Has anyone noticed that whenever Prime Minister Patrick Manning finds himself in a sticky situation, he invariably ducks and runs, leaving his minions to clean up the mess? But while public opinion is firmly against acquiring any fancy plane to facilitate the PM’s joy rides, the general perception of the response from Whitehall is “to hell with all you hard-working taxpayers, we are in charge and we can do as we like. We getting the plane and who vex, lorse”.
Food prices jet off
FOOD PRICES continue to jet off, even as the country is engrossed in fierce debate about the plans to purchase an executive aircraft by state-owned Caribbean Airlines. Supermarkets were yesterday informed that Par Excellence parboiled rice will now cost them 10 percent more. Grocers also revealed that this past week Unilever Caribbean Limited issued notices that the prices of Blue Band, Golden Ray and Cookeen margarines had gone up.
$M jet, a rape on treasury
A HIGH-RANKING Govern-ment official yesterday accused Government of going behind Parliament’s back to approve a $400million executive jet, as pressure on the board of Caribbean Airlines (CA) increased. “This is a rape of the treasury,” stated the official who requested anonymity, noting that there was too much uncertainty looming over the proposed jet transaction. “We are dealing with too much vague information.”
Flying in face of public sentiment
Four years, one test flight, several denials and a general election victory after Manning confirmed interest in a private jet service, the actual item has appeared in sight in record time within months of the start of the new political term.
March 09, 2008
As for Colm Imbert trying to deflect all questions to the board of Air Caribbean, rest assured we are not all dimwits; everyone knows Air Caribbean is simply dancing to the Government’s beat on this one. The board and management of Air Caribbean have a duty to act in the best interests of the company, and the level of care, diligence and skill must meet objective standards, or else the risk of personal liability of directors arises. I find it impossible to believe there is no dissent from any director on this issue! It is a vulgar and obscene, abuse and waste of public funds and not a “beep?” It seems as if we’re back to the good ole days of “not a damn dog bark”!

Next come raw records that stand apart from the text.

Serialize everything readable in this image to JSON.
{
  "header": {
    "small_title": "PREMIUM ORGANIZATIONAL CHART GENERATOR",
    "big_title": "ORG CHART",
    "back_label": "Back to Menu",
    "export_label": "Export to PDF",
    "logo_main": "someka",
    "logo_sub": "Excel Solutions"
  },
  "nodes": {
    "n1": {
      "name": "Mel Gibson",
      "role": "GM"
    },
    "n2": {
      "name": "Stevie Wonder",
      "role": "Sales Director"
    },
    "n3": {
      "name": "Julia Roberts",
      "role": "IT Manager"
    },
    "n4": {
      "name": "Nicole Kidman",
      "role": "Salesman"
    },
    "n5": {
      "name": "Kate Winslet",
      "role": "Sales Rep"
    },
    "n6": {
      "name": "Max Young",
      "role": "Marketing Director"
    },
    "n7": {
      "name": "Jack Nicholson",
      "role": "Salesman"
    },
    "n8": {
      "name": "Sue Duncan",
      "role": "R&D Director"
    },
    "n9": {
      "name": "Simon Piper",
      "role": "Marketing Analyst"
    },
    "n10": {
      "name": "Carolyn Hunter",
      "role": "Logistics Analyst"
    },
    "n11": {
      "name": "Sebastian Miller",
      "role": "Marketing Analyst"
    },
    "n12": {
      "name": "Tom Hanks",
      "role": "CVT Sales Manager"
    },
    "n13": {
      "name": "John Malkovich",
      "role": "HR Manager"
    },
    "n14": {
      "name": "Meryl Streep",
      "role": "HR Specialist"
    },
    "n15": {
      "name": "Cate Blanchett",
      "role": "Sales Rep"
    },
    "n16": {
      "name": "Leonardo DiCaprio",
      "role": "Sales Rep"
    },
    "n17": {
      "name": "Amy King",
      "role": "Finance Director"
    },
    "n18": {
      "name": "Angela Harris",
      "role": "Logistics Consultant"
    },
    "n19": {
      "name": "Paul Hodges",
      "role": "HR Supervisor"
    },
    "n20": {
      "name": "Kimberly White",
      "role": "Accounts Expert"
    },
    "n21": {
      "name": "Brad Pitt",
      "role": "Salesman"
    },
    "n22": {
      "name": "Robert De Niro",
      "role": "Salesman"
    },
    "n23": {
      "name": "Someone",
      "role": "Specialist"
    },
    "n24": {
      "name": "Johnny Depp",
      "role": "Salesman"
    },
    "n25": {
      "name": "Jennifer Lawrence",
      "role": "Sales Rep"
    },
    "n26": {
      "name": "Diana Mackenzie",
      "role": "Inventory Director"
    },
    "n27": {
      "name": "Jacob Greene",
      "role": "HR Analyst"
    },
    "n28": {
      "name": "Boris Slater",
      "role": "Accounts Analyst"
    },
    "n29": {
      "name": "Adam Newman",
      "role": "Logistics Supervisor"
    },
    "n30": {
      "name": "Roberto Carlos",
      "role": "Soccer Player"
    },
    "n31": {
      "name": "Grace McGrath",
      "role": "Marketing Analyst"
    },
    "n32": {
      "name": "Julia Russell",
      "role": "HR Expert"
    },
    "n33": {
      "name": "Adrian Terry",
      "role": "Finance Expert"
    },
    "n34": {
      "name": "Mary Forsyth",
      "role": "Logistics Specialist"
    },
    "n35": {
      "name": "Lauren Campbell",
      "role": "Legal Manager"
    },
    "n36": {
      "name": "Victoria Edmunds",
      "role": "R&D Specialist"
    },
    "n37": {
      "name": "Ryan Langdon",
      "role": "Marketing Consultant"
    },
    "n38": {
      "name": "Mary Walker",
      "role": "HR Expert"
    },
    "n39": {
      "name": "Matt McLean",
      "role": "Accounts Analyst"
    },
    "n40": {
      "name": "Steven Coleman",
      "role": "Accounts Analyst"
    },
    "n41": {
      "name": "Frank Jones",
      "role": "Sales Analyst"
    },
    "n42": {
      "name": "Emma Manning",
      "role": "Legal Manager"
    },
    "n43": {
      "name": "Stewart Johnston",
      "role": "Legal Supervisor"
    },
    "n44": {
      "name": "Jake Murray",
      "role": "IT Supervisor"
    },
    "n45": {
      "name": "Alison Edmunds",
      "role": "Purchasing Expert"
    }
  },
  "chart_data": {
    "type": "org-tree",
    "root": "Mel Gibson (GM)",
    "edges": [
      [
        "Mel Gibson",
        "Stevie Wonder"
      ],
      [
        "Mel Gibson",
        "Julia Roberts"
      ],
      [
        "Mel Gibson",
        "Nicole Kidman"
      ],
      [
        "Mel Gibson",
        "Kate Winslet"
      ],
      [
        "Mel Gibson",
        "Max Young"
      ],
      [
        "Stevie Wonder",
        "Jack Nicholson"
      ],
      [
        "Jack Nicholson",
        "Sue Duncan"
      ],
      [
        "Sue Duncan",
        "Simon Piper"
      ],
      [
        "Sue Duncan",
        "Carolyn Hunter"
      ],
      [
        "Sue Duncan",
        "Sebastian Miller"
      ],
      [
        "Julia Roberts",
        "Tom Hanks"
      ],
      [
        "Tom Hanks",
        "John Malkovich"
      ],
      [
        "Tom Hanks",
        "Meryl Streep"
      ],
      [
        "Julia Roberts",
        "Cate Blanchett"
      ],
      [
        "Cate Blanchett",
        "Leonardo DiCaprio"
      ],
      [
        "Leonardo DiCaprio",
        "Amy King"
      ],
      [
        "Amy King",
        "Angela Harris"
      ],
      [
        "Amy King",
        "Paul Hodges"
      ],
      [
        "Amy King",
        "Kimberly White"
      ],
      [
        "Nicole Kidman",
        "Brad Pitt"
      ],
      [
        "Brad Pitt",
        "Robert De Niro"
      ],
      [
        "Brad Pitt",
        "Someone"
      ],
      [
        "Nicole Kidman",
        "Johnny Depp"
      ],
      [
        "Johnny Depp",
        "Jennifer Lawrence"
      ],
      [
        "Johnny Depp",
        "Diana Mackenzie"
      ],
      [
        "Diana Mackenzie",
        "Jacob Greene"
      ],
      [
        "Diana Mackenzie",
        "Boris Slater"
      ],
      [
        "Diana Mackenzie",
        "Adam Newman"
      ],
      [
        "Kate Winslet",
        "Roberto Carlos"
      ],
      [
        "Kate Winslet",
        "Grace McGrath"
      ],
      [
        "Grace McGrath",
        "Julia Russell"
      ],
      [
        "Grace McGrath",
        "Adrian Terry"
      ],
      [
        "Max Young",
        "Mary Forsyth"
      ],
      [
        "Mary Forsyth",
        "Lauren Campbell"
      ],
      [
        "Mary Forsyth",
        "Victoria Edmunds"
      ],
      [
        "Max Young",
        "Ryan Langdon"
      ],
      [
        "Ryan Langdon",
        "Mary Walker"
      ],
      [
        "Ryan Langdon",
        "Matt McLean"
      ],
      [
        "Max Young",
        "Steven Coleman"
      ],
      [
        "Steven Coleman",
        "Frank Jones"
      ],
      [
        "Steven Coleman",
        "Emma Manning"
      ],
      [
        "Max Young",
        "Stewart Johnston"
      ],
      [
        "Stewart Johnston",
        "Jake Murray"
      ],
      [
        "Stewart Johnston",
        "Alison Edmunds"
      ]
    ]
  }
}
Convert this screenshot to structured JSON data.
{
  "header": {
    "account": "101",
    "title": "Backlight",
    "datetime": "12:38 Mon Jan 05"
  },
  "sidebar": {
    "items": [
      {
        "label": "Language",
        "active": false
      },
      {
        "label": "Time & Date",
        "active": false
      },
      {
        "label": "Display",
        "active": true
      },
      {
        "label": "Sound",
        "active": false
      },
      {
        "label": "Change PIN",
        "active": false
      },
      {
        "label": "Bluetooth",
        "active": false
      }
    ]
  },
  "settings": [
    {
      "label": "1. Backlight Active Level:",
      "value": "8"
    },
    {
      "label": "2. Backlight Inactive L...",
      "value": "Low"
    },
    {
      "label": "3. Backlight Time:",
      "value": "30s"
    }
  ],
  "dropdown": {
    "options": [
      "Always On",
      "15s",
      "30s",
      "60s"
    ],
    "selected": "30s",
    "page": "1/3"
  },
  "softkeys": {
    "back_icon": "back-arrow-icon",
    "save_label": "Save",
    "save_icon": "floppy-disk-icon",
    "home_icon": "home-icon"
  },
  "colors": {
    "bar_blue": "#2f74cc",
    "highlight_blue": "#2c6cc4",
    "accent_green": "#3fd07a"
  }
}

Buy/lease executive jet
Last Thursday, the minister studiedly refused to answer directly a clear question from the media, as to whether it was the Government (or more particularly, the Ministry of Finance) that had approached Caribbean Airlines (CA) to get into the deal. That alone must suggest that the answer is in the affirmative. But even if it were not, that is irrelevant, given the following: Is Caribbean Airlines not a wholly-owned State corporation? In other words, is the Government not the sole shareholder of the company?
Parliament paid for jet?
THE PARLIAMENT of Trinidad and Tobago may have paved the way for Caribbean Airlines (CA) to purchase a $400 million executive jet as early as January 18 by passing legislation accounting for an advance of $430million to CA for the payment of BWIA Voluntary Separation from Employment Packages (VSEP). A similar sum, of $400 million, was also approved for payment to the Central Bank on that date.
Against public opinion
When the furore over government owning an executive jet first erupted last year, I was among the very few persons who saw nothing wrong with it, and I wrote as much. I argued then that the Prime Minister could be likened to the CEO of an oil rich country, except that his responsibilities were far greater, and that right here in Trinidad and Tobago there were several conglomerates that owned such aircraft.